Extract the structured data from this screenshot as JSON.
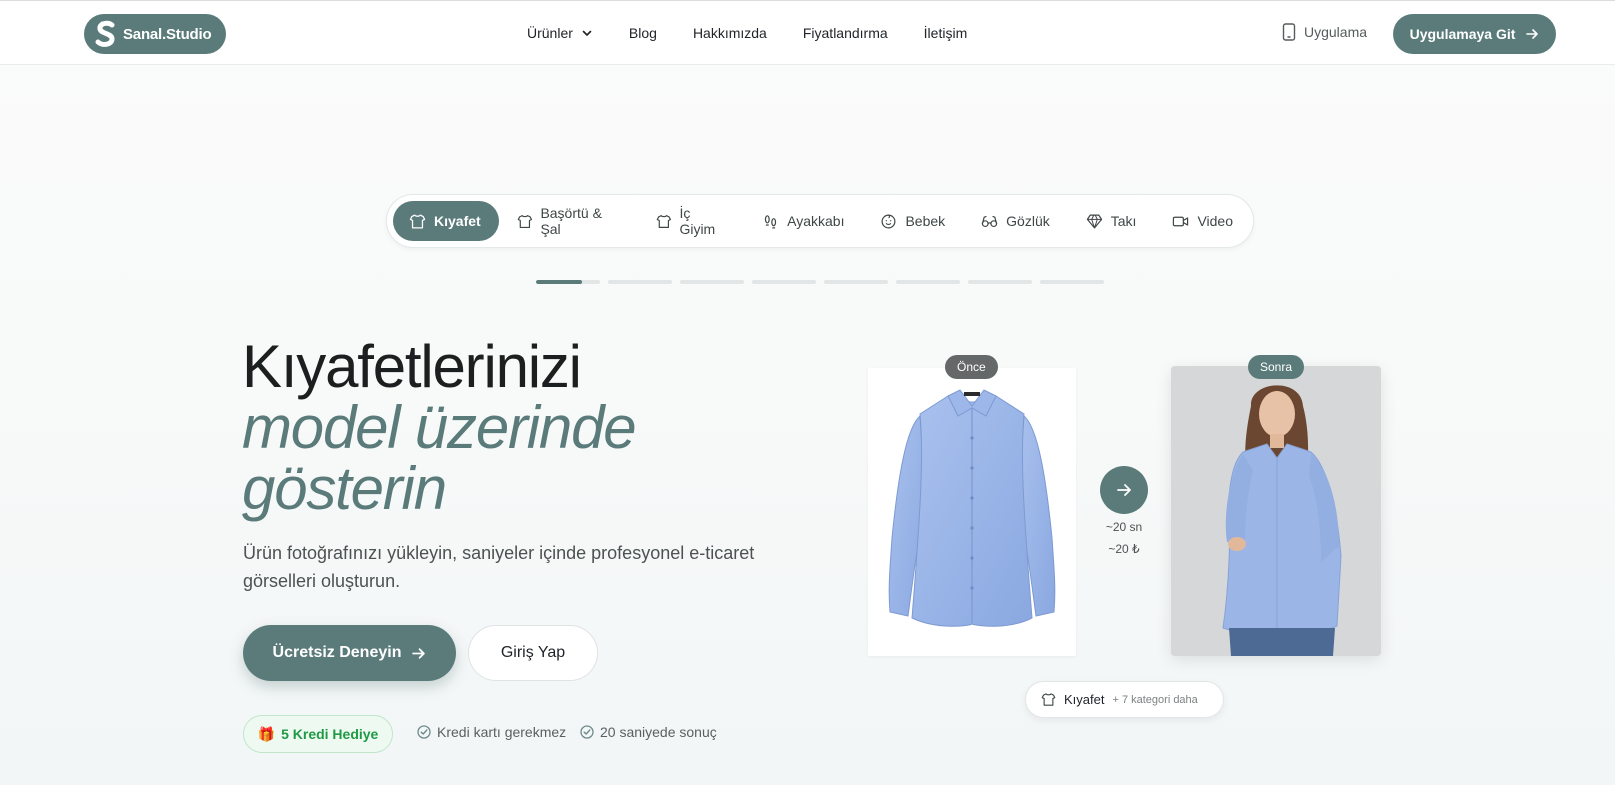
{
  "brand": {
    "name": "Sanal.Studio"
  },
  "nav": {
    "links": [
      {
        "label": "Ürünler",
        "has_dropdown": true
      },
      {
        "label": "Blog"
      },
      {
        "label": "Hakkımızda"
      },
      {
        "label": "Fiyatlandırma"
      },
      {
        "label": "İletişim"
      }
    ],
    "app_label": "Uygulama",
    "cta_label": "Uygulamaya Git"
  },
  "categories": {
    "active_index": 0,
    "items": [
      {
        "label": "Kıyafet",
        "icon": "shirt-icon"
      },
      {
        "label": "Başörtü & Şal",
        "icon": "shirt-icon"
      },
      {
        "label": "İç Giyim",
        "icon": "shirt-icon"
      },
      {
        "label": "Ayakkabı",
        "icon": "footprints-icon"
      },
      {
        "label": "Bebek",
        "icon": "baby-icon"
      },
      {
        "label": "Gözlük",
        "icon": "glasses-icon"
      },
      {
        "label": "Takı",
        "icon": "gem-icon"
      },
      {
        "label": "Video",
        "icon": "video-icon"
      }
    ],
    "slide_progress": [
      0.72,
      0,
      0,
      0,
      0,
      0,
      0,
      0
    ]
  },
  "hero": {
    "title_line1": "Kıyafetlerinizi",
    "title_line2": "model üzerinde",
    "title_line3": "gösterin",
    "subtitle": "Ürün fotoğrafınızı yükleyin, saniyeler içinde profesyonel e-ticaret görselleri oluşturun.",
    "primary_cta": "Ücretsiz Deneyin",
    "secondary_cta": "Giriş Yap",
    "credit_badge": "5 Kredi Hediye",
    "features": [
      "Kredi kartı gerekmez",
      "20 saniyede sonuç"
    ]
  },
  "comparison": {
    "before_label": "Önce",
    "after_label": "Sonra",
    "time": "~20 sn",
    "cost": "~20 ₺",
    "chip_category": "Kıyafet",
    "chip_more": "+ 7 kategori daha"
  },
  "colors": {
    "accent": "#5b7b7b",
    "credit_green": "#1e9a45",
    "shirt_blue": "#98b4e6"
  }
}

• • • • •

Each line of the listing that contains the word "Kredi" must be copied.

    "credit_badge": "5 Kredi Hediye",
      "Kredi kartı gerekmez",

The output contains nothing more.